Charlotte: So you bought it from the shop?

Bertha: We always did, just normally same as you do in a town. You got your rations from the shop. At the far end, past our house. The Mowat’s had the shop and the post office and there was the signal box at that time with the men in it.

I’m just trying to think if there was anything else exciting. The men used to come ashore and have paper chases.

Charlotte: What’s that?

Bertha: Somebody must have put a trail of paper, to give them exercise, you know how they do in schools. The took the chance while they could.The ships weren’t staying all the time, they were coming and going and they went in to the tankers and re-fuelled. That’s what the tankers were for.

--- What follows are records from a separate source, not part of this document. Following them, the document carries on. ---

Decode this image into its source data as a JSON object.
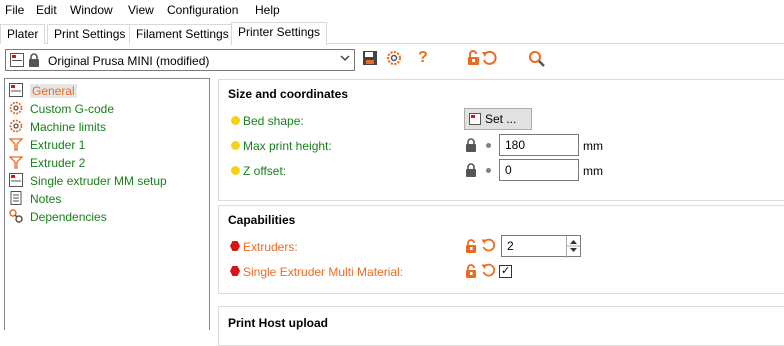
{
  "menu": [
    "File",
    "Edit",
    "Window",
    "View",
    "Configuration",
    "Help"
  ],
  "tabs": [
    {
      "label": "Plater",
      "active": false
    },
    {
      "label": "Print Settings",
      "active": false
    },
    {
      "label": "Filament Settings",
      "active": false
    },
    {
      "label": "Printer Settings",
      "active": true
    }
  ],
  "toolbar": {
    "preset": "Original Prusa MINI (modified)",
    "icons": [
      "save-icon",
      "gear-icon",
      "question-icon",
      "unlock-icon",
      "undo-arrow-icon",
      "search-icon"
    ],
    "help_glyph": "?"
  },
  "tree": {
    "items": [
      {
        "label": "General",
        "icon": "printer-icon",
        "selected": true
      },
      {
        "label": "Custom G-code",
        "icon": "gear-icon",
        "selected": false
      },
      {
        "label": "Machine limits",
        "icon": "gear-icon",
        "selected": false
      },
      {
        "label": "Extruder 1",
        "icon": "funnel-icon",
        "selected": false
      },
      {
        "label": "Extruder 2",
        "icon": "funnel-icon",
        "selected": false
      },
      {
        "label": "Single extruder MM setup",
        "icon": "printer-icon",
        "selected": false
      },
      {
        "label": "Notes",
        "icon": "note-icon",
        "selected": false
      },
      {
        "label": "Dependencies",
        "icon": "wrench-icon",
        "selected": false
      }
    ]
  },
  "size_section": {
    "title": "Size and coordinates",
    "bed_shape_label": "Bed shape:",
    "bed_shape_button": "Set ...",
    "max_height_label": "Max print height:",
    "max_height_value": "180",
    "max_height_unit": "mm",
    "z_offset_label": "Z offset:",
    "z_offset_value": "0",
    "z_offset_unit": "mm"
  },
  "capabilities_section": {
    "title": "Capabilities",
    "extruders_label": "Extruders:",
    "extruders_value": "2",
    "single_mm_label": "Single Extruder Multi Material:",
    "single_mm_checked": true,
    "check_glyph": "✓"
  },
  "print_host_section": {
    "title": "Print Host upload"
  },
  "colors": {
    "accent_orange": "#ed6b21",
    "label_green": "#197e19",
    "system_yellow": "#f5d21a",
    "modified_red": "#d81416"
  }
}
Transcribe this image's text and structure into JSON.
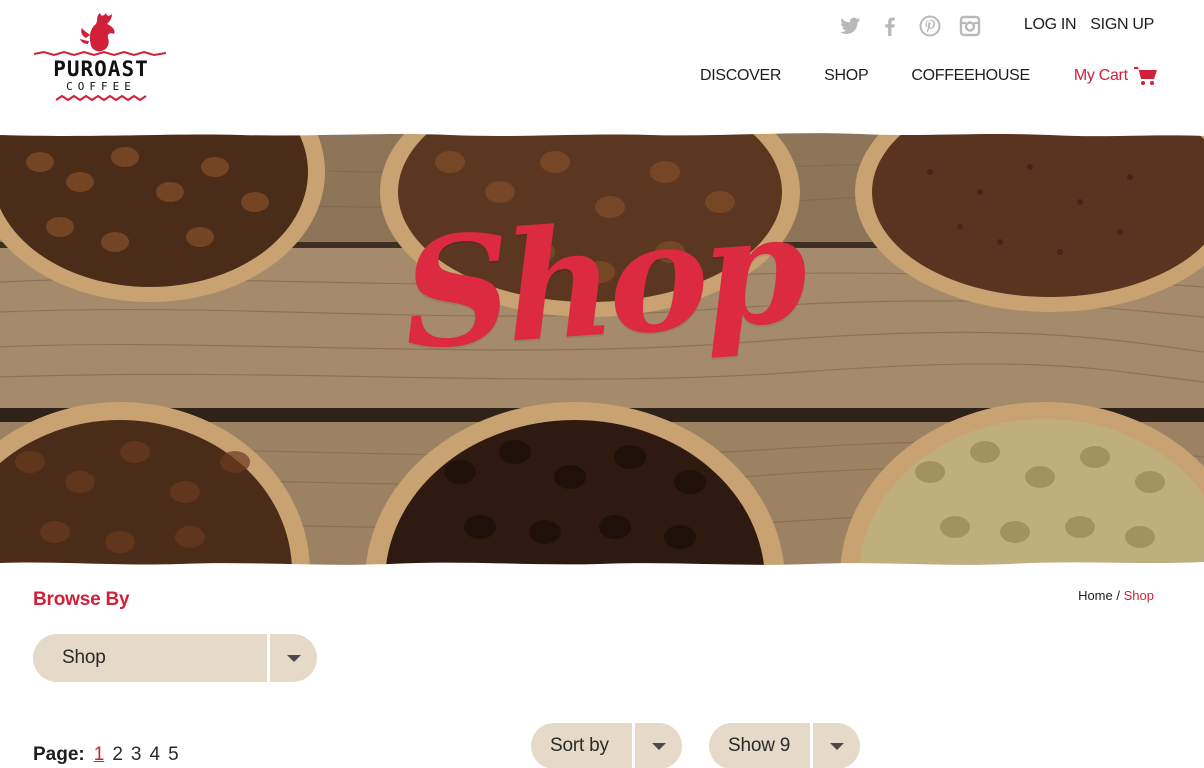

During that time they had run out of iron ore in Britain, and they used to get it from the Middle East. It came difficult and they were surely needing it and apparently a geologist had discovered iron ore up where the Sullom mine is. Where the quarry is now, that was started as a mine. And they put a number of Canadian soldiers to do the hard work of starting this mine. And you know where Johnnie Mann’s loch is? Well, they had these great big Nissen huts where the Canadians stayed and there were 4 of them, I think. They were very quiet, polite men, those soldiers. They would say good morning or good afternoon, and I thought a lot of them. And one girl from Gunnister married one, we were at her wedding.

Another time I was over at the school at Sullom, maybe to do with the school at Gunnister as the teacher was also in charge of that. She told me that she lined the children up close to the back wall to keep their faces away from the glass. There were no shelters, nowhere you could shelter, and it was all windows at the front. She said she went in the door and she asked if I’d had a look out and I said no and she watched it all and said it was a sight to remember. The ships were one blaze of fire. They never killed anyone though. (Afterwards a concrete shelter was built in the grounds of the school.)

Charlotte: Apart from the rabbit!

Bertha: That was why they made the song ‘Run Rabbit Run’, as that was the only casualty! They made the song, mocking the Germans you see, as if they couldn’t hit anything other than a rabbit! So that’s a lot of my memories, Charlotte.

Charlotte: Well, thank you very much, Bertha.

Bertha: You’re very welcome.

Number 1 Tunnelling Company

Number 1 Tunnelling Company (Special Detachment B) 
Royal Canadian Engineers. Sullom Mine, Shetland 1942 
(numbered overlay & list of names below)


overlay for Number 1 Tunnelling Company Overlay

personnel list for Number 1 Tunnelling Company List

Ten Little Canadians

‘The Ten Little Canadians’ written at the Little Canada Camp, 
Johnny Mann's Loch, Sullom, Shetland 1st August 1942

Images © BGS. Many thanks to Allen Fraser for passing them on.